» **EXERCISE INSTRUCTIONS**
Repeat the entries exactly, keeping every line as it is.

SUPPLIED RECORDS section start

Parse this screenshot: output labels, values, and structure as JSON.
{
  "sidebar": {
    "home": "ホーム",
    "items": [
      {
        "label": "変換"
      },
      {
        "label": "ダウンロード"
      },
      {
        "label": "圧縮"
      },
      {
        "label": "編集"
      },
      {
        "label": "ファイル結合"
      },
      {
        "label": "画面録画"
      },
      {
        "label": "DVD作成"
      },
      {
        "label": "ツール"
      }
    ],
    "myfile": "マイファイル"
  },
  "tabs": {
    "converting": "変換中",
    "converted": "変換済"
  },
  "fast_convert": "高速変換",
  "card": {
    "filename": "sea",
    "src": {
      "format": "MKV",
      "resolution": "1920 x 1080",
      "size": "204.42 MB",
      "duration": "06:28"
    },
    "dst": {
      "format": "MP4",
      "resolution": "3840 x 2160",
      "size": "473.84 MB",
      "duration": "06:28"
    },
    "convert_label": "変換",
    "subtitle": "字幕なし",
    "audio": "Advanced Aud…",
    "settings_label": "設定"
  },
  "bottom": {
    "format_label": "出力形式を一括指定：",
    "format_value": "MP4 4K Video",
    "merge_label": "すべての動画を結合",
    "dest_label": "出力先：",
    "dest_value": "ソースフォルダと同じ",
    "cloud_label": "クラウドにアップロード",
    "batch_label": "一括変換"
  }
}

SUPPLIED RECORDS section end

» **EXERCISE SOLUTION**
Parse this screenshot: output labels, values, and structure as JSON.
{
  "sidebar": {
    "home": "ホーム",
    "items": [
      {
        "label": "変換"
      },
      {
        "label": "ダウンロード"
      },
      {
        "label": "圧縮"
      },
      {
        "label": "編集"
      },
      {
        "label": "ファイル結合"
      },
      {
        "label": "画面録画"
      },
      {
        "label": "DVD作成"
      },
      {
        "label": "ツール"
      }
    ],
    "myfile": "マイファイル"
  },
  "tabs": {
    "converting": "変換中",
    "converted": "変換済"
  },
  "fast_convert": "高速変換",
  "card": {
    "filename": "sea",
    "src": {
      "format": "MKV",
      "resolution": "1920 x 1080",
      "size": "204.42 MB",
      "duration": "06:28"
    },
    "dst": {
      "format": "MP4",
      "resolution": "3840 x 2160",
      "size": "473.84 MB",
      "duration": "06:28"
    },
    "convert_label": "変換",
    "subtitle": "字幕なし",
    "audio": "Advanced Aud…",
    "settings_label": "設定"
  },
  "bottom": {
    "format_label": "出力形式を一括指定：",
    "format_value": "MP4 4K Video",
    "merge_label": "すべての動画を結合",
    "dest_label": "出力先：",
    "dest_value": "ソースフォルダと同じ",
    "cloud_label": "クラウドにアップロード",
    "batch_label": "一括変換"
  }
}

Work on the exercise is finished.